Aiming straight for the big rooms, Jay Clarke makes his debut on his own BLACKAXON label with four tracks of brooding yet highly polished menace. Drawing influence from the relatively insular confines of techno, Clarke weaves together a satisfyingly dramatic take on widescreen boom which sits squarely within the purist mold. “Vanishing Act” is a jaunty roller hinging on a jittery synth riff that brings to mind Robert Hood in a very bad mood. Motion is in constant play, with little breakdowns to build dynamic tension and a light use of filter effects that never stray into the garish territory. “The Black Lodge” is far darker — all hissing mechanization and hydraulic pump. A relatively restrained EQ job on the kick stops the track from becoming overbearing and, again, the clever use of understated effect work keeps a strong narrative drive as an insistent sub ducks around a carefully balanced mix.

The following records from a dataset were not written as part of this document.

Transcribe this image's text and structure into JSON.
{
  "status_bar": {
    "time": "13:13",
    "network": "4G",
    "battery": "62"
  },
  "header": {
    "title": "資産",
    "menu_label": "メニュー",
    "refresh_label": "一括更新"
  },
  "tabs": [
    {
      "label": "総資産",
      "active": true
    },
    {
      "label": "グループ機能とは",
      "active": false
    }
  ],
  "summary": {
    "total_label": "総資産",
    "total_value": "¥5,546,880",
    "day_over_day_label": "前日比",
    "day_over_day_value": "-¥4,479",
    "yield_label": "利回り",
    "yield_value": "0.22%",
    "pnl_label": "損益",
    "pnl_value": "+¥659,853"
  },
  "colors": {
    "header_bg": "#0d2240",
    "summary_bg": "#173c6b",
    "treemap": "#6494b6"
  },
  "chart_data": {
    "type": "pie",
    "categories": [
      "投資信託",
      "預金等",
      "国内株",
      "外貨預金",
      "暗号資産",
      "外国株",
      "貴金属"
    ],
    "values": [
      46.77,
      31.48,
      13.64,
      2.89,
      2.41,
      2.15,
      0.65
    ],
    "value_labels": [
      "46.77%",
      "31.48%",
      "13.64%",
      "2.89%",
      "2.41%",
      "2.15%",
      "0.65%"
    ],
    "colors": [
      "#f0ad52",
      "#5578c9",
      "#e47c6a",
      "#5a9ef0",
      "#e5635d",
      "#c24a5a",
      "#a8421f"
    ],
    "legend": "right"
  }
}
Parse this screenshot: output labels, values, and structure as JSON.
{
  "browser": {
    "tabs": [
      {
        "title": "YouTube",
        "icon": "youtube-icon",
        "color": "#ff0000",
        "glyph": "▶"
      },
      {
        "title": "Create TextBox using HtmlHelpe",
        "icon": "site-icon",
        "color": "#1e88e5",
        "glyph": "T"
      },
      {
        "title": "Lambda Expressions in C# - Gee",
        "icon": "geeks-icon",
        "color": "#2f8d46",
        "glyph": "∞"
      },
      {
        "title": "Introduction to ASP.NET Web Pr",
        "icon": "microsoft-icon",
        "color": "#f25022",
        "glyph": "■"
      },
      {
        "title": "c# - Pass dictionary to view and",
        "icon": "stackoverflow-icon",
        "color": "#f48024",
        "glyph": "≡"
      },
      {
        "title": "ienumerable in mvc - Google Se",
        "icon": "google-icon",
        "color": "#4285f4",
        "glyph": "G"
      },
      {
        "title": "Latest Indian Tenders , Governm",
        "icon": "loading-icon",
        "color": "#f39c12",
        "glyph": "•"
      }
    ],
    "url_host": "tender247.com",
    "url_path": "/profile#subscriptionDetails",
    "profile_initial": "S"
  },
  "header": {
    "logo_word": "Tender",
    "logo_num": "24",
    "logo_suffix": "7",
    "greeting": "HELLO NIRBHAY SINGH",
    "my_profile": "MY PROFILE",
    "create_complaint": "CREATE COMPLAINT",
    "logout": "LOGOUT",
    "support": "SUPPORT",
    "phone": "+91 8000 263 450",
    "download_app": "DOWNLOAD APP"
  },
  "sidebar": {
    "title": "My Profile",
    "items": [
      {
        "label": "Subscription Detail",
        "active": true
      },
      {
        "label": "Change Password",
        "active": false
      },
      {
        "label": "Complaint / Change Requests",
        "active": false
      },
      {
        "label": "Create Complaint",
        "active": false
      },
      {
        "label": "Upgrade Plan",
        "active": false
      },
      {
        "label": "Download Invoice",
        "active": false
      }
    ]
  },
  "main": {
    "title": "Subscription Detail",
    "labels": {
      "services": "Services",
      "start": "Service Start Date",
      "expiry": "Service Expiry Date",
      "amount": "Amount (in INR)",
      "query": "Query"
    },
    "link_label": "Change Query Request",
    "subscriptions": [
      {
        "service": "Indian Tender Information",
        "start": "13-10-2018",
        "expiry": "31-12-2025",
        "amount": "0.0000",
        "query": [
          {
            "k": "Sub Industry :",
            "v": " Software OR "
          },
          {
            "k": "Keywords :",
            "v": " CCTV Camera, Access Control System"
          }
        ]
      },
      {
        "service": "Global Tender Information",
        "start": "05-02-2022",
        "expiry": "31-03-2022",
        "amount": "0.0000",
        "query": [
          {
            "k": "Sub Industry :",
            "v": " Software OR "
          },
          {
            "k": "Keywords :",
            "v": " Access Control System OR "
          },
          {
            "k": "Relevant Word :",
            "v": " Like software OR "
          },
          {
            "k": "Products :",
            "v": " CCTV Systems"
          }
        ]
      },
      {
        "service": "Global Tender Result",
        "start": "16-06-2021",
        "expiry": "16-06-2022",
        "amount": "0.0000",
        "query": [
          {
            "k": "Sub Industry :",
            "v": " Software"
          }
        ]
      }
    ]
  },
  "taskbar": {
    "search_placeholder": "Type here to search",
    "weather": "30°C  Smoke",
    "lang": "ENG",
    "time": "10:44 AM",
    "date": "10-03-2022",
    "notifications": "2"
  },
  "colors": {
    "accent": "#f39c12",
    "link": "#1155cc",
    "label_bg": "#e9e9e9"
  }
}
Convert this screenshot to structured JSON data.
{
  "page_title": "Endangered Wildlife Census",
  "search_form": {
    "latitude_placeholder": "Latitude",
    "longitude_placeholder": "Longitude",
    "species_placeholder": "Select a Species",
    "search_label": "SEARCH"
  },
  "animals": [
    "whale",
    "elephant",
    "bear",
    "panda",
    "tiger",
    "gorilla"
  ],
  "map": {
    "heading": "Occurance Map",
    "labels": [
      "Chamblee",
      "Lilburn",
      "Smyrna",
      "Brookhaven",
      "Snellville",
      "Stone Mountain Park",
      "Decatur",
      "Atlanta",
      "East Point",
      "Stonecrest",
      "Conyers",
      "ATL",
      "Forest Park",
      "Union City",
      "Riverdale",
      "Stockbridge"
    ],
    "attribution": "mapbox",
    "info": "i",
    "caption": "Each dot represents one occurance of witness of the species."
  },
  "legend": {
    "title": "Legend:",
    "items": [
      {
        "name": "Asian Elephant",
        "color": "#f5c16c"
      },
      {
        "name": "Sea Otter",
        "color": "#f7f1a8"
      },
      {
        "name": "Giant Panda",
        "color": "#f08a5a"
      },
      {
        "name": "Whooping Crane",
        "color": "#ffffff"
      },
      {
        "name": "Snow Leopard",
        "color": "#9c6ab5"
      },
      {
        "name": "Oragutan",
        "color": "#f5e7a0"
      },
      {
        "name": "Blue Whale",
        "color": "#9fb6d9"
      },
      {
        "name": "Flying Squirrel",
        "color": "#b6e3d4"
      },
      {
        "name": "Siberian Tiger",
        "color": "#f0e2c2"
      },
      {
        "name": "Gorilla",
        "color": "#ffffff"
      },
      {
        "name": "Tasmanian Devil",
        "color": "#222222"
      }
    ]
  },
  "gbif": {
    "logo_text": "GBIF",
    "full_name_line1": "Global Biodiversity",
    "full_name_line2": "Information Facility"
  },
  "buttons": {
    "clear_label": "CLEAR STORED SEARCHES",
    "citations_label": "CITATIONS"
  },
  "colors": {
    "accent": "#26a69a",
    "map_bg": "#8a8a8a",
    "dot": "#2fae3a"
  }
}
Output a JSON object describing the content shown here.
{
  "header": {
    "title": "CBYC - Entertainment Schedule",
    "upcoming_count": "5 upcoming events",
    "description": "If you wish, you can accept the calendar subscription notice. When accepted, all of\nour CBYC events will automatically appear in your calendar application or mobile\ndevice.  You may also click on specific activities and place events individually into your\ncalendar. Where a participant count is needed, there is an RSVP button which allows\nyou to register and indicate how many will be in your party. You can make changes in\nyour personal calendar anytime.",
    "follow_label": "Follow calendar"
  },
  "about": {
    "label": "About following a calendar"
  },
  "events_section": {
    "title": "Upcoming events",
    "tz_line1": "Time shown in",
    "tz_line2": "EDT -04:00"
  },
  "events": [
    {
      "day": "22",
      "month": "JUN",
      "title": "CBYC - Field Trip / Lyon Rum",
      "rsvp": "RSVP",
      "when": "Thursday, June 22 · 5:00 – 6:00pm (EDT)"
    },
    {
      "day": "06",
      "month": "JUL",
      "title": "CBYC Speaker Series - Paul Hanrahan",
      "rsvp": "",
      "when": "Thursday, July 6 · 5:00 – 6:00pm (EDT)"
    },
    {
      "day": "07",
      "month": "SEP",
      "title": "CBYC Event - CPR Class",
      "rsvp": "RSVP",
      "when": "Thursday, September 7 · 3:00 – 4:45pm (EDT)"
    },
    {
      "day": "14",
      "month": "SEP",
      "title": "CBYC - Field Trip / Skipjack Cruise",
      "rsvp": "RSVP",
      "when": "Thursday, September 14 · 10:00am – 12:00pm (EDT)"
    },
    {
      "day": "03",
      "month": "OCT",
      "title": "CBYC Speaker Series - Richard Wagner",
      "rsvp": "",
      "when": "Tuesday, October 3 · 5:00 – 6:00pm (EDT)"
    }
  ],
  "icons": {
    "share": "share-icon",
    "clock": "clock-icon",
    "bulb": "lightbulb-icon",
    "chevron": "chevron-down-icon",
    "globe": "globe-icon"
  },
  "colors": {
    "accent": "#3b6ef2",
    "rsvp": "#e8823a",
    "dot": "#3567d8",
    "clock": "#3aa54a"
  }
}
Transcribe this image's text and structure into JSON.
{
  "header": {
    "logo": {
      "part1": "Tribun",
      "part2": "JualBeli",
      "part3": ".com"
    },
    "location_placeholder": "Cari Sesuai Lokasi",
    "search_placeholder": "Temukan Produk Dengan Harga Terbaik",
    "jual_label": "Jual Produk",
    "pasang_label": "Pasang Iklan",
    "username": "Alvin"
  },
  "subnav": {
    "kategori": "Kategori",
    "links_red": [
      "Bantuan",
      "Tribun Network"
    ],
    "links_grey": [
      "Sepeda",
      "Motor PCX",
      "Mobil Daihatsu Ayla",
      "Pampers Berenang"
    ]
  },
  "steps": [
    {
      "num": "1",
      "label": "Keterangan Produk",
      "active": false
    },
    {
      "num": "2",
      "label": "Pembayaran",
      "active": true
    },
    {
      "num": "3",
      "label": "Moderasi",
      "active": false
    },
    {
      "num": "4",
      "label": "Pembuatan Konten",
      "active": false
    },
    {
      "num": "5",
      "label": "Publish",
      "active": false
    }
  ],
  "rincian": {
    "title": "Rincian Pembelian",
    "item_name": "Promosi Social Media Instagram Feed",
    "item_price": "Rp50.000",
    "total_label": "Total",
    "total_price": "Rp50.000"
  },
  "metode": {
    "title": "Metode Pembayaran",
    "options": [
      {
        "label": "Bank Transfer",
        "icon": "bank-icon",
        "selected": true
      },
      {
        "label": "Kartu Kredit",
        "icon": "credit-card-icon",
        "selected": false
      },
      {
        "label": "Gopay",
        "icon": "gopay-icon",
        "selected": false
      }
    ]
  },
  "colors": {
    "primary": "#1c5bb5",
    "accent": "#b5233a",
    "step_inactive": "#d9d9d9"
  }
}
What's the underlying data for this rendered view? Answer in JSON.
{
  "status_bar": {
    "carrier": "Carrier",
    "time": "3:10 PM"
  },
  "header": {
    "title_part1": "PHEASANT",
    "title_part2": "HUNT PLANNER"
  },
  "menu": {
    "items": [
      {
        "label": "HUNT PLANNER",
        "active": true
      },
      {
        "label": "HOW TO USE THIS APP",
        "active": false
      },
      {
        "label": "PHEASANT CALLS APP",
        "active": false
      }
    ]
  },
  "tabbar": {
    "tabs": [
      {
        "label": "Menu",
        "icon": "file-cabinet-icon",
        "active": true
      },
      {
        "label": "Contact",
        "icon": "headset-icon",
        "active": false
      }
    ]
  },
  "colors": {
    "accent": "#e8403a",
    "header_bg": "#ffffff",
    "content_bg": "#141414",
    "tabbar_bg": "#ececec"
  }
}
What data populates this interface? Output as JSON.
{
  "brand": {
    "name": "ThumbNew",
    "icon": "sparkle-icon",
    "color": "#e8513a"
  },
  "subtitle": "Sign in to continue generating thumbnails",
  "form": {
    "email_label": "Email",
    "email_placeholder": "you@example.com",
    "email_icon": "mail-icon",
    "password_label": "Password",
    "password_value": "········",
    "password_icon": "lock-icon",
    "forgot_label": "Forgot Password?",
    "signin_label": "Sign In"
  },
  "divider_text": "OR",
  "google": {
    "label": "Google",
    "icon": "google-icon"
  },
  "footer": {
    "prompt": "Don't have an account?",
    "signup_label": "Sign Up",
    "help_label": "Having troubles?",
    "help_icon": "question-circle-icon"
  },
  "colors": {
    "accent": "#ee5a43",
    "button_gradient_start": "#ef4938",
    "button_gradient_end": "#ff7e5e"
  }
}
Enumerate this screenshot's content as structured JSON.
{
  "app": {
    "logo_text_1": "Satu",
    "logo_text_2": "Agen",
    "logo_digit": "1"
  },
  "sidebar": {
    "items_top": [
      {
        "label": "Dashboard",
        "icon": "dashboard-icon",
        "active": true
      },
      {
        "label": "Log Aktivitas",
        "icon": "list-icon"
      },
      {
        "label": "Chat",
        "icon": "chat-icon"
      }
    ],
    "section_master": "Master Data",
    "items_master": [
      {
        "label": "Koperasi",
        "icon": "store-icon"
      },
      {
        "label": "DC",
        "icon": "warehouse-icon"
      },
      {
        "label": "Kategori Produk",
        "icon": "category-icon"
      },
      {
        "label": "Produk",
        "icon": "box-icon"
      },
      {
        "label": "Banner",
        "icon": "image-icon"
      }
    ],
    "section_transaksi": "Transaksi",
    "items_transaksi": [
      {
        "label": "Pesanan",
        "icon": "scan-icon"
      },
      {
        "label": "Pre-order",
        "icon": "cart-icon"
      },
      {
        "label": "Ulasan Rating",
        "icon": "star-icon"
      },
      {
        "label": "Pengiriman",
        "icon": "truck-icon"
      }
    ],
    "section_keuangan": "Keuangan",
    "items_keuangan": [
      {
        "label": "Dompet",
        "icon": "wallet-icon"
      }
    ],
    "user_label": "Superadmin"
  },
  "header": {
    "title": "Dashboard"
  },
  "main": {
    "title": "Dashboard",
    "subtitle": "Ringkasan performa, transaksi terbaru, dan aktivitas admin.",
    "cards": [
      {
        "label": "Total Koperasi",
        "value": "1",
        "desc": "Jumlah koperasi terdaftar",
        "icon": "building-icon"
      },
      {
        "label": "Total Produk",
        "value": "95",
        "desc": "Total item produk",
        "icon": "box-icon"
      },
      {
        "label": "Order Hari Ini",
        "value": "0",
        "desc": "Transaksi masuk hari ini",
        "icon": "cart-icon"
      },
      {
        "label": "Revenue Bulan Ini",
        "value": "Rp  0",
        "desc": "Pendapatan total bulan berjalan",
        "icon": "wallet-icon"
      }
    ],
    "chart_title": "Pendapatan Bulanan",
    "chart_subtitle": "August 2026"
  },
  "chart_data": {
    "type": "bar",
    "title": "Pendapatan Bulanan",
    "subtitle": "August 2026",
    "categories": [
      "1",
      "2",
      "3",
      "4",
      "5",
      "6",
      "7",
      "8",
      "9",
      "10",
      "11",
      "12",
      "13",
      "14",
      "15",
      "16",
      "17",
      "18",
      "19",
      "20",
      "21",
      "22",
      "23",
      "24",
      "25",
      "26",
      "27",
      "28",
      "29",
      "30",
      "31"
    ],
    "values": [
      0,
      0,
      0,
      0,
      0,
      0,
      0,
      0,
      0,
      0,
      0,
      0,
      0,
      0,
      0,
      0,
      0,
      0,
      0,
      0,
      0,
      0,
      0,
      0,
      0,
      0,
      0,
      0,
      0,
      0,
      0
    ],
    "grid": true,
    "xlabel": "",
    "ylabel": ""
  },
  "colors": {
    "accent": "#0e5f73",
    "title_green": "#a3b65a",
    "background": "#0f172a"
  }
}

The harshest is saved until last with Joe Farr’s remix of “The Chase,” built on a distorted, gabba-esque kick that would not have sounded out of place at some Rotterdam warehouse in 1995. However, the gabba comparisons end here as there is a positively orchestral vibe to the “The Chase” that sees a cacophony of well placed stabs and bleeps vying for attention against the grotty subterranean vibe; imagine a nightmarish chase through a fetid sewer pipe, albino alligator in hot pursuit. This is a remarkably assured debut, to be honest. And while it is relatively rare to find a new artist so well versed in cold calculated dance floor mechanics, Clarke’s history as a resident DJ for Void in London, myriad hours spent in the clubs, and all around borderline unhinged techno obsession, it doesn’t come as much of a surprise. If you’re after well paced purist cuts, these fit the ticket admirably.